This portrait, with a subtle sarcasm, an allusion to the peacock’s tail of a young narcissist, but a pretty female. The eye of a view immediately falls on the big, black cloud, depicted by the artist in place of the wrists. There is a feeling that the original idea of the artist was to represent some object in the hands of the girl that would be a reflection of her inner world, for example, a bouquet that would speak about her tenderness and self-sacrifice, books would tell us about her passion for reading and the ability to guide, etc. However, we will never come to know that, because the artist decided to leave us in the dark, covering this part of the picture with a black spot.
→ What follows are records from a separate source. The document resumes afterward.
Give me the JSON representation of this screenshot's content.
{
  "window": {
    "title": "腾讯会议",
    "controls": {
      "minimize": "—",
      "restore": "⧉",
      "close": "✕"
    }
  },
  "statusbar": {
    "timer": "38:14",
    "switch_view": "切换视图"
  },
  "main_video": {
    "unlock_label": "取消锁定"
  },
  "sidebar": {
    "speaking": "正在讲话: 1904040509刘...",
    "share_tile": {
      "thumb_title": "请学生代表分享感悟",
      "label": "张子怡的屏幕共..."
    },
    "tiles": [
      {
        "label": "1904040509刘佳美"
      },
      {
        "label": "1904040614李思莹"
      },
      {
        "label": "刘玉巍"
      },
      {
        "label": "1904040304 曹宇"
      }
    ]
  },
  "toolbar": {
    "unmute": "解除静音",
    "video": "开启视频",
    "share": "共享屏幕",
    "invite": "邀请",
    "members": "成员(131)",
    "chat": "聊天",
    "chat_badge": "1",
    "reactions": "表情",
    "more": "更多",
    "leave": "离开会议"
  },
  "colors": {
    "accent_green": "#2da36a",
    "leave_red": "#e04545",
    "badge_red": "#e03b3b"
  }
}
The artist often addresses to the theme of motherhood: the cradle, the act of feeding, the mother and the child as an integral whole. In his picture “The Guardian Angel” he depicts the sacred time of feeding of the child, when there is a sacred relationship between a mother and a child that will last for a lifetime, regardless of age and distance. Special attention deserves the cradle, which is the embodiment of various symbols. We have notion about the ritual-mythological functions of the cradle – “first home” of a human being, where a newborn begins to discover the world around him. In the old days there was a tradition according to which a newborn used to be in the cradle only on the third – the fourteenth, at least – on the fortieth day after his birth. It had a symbolic meaning accompanied by a special rituals and was conceptualized as the moment starting from which an infant was considered as “accepted” to the human world. Therefore, the cradle used to be richly decorated with a variety of carved elements, heavy curtains, totemic objects that we can see put on the child in the form of a wrist bracelet, protecting him from the evil eye.
A caring mother like an angel with outstretched wings, embraces her child to protect him from all earthly troubles. Mother and child are surrounded by beautiful plants that can be a reminder of the Paradise garden, where they find themselves when holding each other.
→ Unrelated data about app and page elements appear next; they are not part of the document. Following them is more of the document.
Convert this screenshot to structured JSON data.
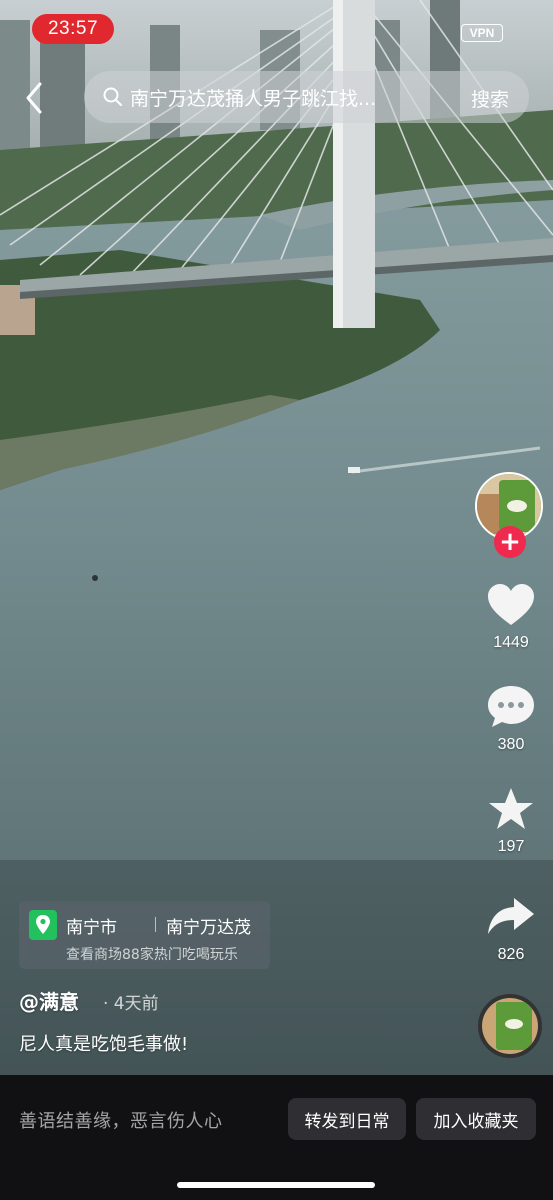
{
  "status_bar": {
    "time": "23:57",
    "vpn": "VPN"
  },
  "search": {
    "query": "南宁万达茂捅人男子跳江找...",
    "button": "搜索"
  },
  "rail": {
    "likes": "1449",
    "comments": "380",
    "favorites": "197",
    "shares": "826",
    "follow_icon": "plus-icon"
  },
  "location": {
    "city": "南宁市",
    "place": "南宁万达茂",
    "subtitle": "查看商场88家热门吃喝玩乐"
  },
  "post": {
    "author": "@满意",
    "time_ago": "· 4天前",
    "caption": "尼人真是吃饱毛事做!"
  },
  "bottom": {
    "comment_hint": "善语结善缘，恶言伤人心",
    "repost_button": "转发到日常",
    "favorite_button": "加入收藏夹"
  },
  "colors": {
    "accent": "#f0294e",
    "time_pill": "#e0282e",
    "location_pin": "#22c15e",
    "bottom_bg": "#111114"
  }
}
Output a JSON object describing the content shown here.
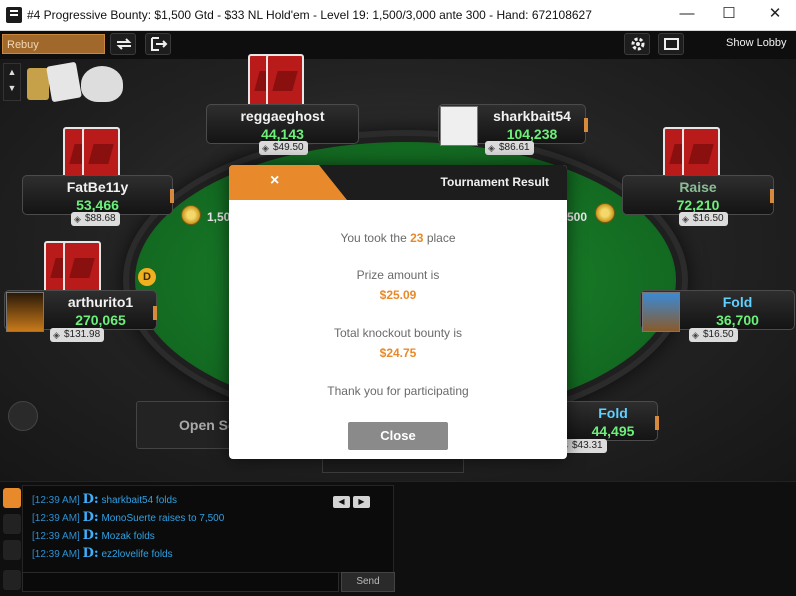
{
  "window": {
    "title": "#4 Progressive Bounty: $1,500 Gtd - $33 NL Hold'em - Level 19: 1,500/3,000 ante 300 - Hand: 672108627",
    "minimize": "—",
    "maximize": "☐",
    "close": "✕"
  },
  "toolbar": {
    "rebuy": "Rebuy",
    "show_lobby": "Show Lobby"
  },
  "seats": [
    {
      "name": "reggaeghost",
      "stack": "44,143",
      "bounty": "$49.50"
    },
    {
      "name": "sharkbait54",
      "stack": "104,238",
      "bounty": "$86.61"
    },
    {
      "name": "FatBe11y",
      "stack": "53,466",
      "bounty": "$88.68"
    },
    {
      "name": "Raise",
      "stack": "72,210",
      "bounty": "$16.50"
    },
    {
      "name": "arthurito1",
      "stack": "270,065",
      "bounty": "$131.98"
    },
    {
      "name": "Fold",
      "stack": "36,700",
      "bounty": "$16.50"
    },
    {
      "name": "Fold",
      "stack": "44,495",
      "bounty": "$43.31"
    }
  ],
  "table": {
    "chip_left": "1,50",
    "chip_right": "500",
    "dealer": "D",
    "open_seat": "Open Seat"
  },
  "dialog": {
    "close_icon": "×",
    "title": "Tournament Result",
    "took_prefix": "You took the",
    "place": "23",
    "took_suffix": "place",
    "prize_label": "Prize amount is",
    "prize_value": "$25.09",
    "bounty_label": "Total knockout bounty is",
    "bounty_value": "$24.75",
    "thanks": "Thank you for participating",
    "button": "Close"
  },
  "chat": {
    "messages": [
      {
        "time": "[12:39 AM]",
        "d": "D:",
        "text": "sharkbait54  folds"
      },
      {
        "time": "[12:39 AM]",
        "d": "D:",
        "text": "MonoSuerte  raises to 7,500"
      },
      {
        "time": "[12:39 AM]",
        "d": "D:",
        "text": "Mozak  folds"
      },
      {
        "time": "[12:39 AM]",
        "d": "D:",
        "text": "ez2lovelife  folds"
      }
    ],
    "prev": "◀",
    "next": "▶",
    "send": "Send"
  },
  "colors": {
    "accent": "#e8892b",
    "felt": "#157124",
    "stack_green": "#6cf07a",
    "fold_blue": "#5fd1ff"
  },
  "icons": [
    "app-logo-icon",
    "refresh-icon",
    "exit-icon",
    "gear-icon",
    "windows-icon",
    "gift-icon",
    "chat-icon",
    "info-icon",
    "stats-icon",
    "note-icon"
  ]
}
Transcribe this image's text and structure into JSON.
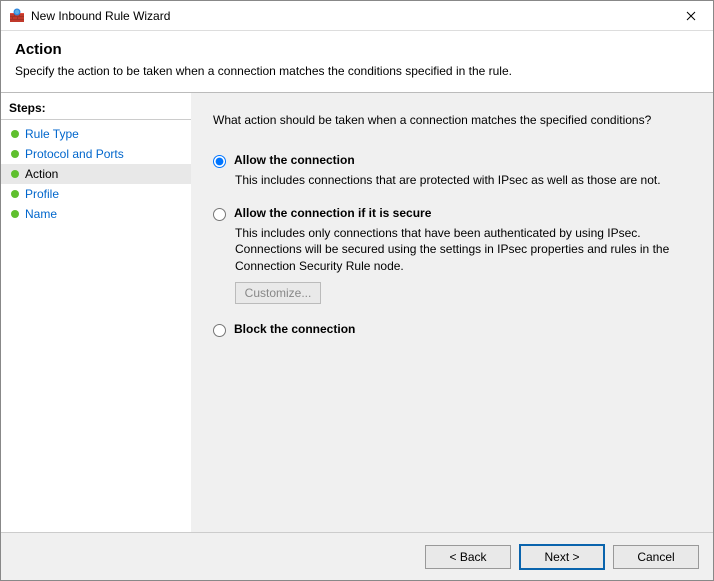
{
  "window": {
    "title": "New Inbound Rule Wizard"
  },
  "header": {
    "title": "Action",
    "subtitle": "Specify the action to be taken when a connection matches the conditions specified in the rule."
  },
  "sidebar": {
    "heading": "Steps:",
    "items": [
      {
        "label": "Rule Type",
        "current": false
      },
      {
        "label": "Protocol and Ports",
        "current": false
      },
      {
        "label": "Action",
        "current": true
      },
      {
        "label": "Profile",
        "current": false
      },
      {
        "label": "Name",
        "current": false
      }
    ]
  },
  "content": {
    "prompt": "What action should be taken when a connection matches the specified conditions?",
    "options": [
      {
        "id": "allow",
        "label": "Allow the connection",
        "desc": "This includes connections that are protected with IPsec as well as those are not.",
        "selected": true
      },
      {
        "id": "allow-secure",
        "label": "Allow the connection if it is secure",
        "desc": "This includes only connections that have been authenticated by using IPsec.  Connections will be secured using the settings in IPsec properties and rules in the Connection Security Rule node.",
        "selected": false,
        "customize_label": "Customize..."
      },
      {
        "id": "block",
        "label": "Block the connection",
        "desc": "",
        "selected": false
      }
    ]
  },
  "footer": {
    "back": "< Back",
    "next": "Next >",
    "cancel": "Cancel"
  }
}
The artist’s work is very individual, his paintings are impressive. Figurative painting of R. Akramov differs with its conscious simplification of forms and bright contrast of the color, and it definitely connects the artist with the Primitivism and Fauvism styles, which also imply the sharp generalization of space, volume and drawing, simple shapes, as well as the spontaneity of the brush stroke, the purity and sharpness of color, and emotional strength.
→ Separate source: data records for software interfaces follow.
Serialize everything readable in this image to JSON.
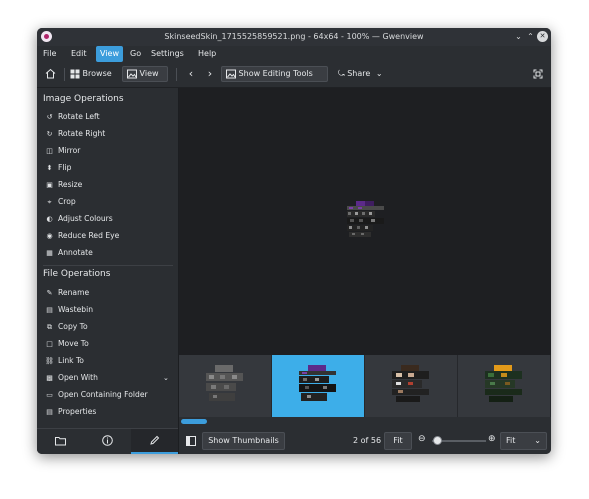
{
  "window": {
    "title": "SkinseedSkin_1715525859521.png - 64x64 - 100% — Gwenview"
  },
  "menubar": [
    "File",
    "Edit",
    "View",
    "Go",
    "Settings",
    "Help"
  ],
  "menubar_active": "View",
  "toolbar": {
    "browse_label": "Browse",
    "view_label": "View",
    "editing_tools_label": "Show Editing Tools",
    "share_label": "Share"
  },
  "sidebar": {
    "image_ops_title": "Image Operations",
    "image_ops": [
      {
        "label": "Rotate Left",
        "icon": "rotate-left-icon"
      },
      {
        "label": "Rotate Right",
        "icon": "rotate-right-icon"
      },
      {
        "label": "Mirror",
        "icon": "mirror-icon"
      },
      {
        "label": "Flip",
        "icon": "flip-icon"
      },
      {
        "label": "Resize",
        "icon": "resize-icon"
      },
      {
        "label": "Crop",
        "icon": "crop-icon"
      },
      {
        "label": "Adjust Colours",
        "icon": "adjust-colours-icon"
      },
      {
        "label": "Reduce Red Eye",
        "icon": "red-eye-icon"
      },
      {
        "label": "Annotate",
        "icon": "annotate-icon"
      }
    ],
    "file_ops_title": "File Operations",
    "file_ops": [
      {
        "label": "Rename",
        "icon": "rename-icon"
      },
      {
        "label": "Wastebin",
        "icon": "wastebin-icon"
      },
      {
        "label": "Copy To",
        "icon": "copy-to-icon"
      },
      {
        "label": "Move To",
        "icon": "move-to-icon"
      },
      {
        "label": "Link To",
        "icon": "link-to-icon"
      },
      {
        "label": "Open With",
        "icon": "open-with-icon"
      },
      {
        "label": "Open Containing Folder",
        "icon": "folder-icon"
      },
      {
        "label": "Properties",
        "icon": "properties-icon"
      }
    ]
  },
  "statusbar": {
    "thumbnails_label": "Show Thumbnails",
    "position": "2 of 56",
    "fit_button": "Fit",
    "zoom_mode": "Fit"
  },
  "colors": {
    "accent": "#3c9ddc",
    "background": "#2b2e32",
    "viewer": "#1e1f22"
  }
}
R. Akramov creates his own world, full of sarcasm and idiomatic illusions. The notorious love stories in his pieces of art do not cause any lyrical associations or irony, but rather – “destruction of mythology” which makes us do not trust the signs and symbols, but to understand them through thinking. In this sense, idiomatic techniques of Akramov are really very effective and efficient. His semantic texts, quite honest paraphrases, only at first sight are strange, their true meaning is concealed, and the top of the iceberg is more likely is a thoughtful provocation destined to stop a viewer and invoke reflections. Here are used the techniques of metissage and symbols, and intentional primacy of plot over the plastic tools and methods of subordinate status.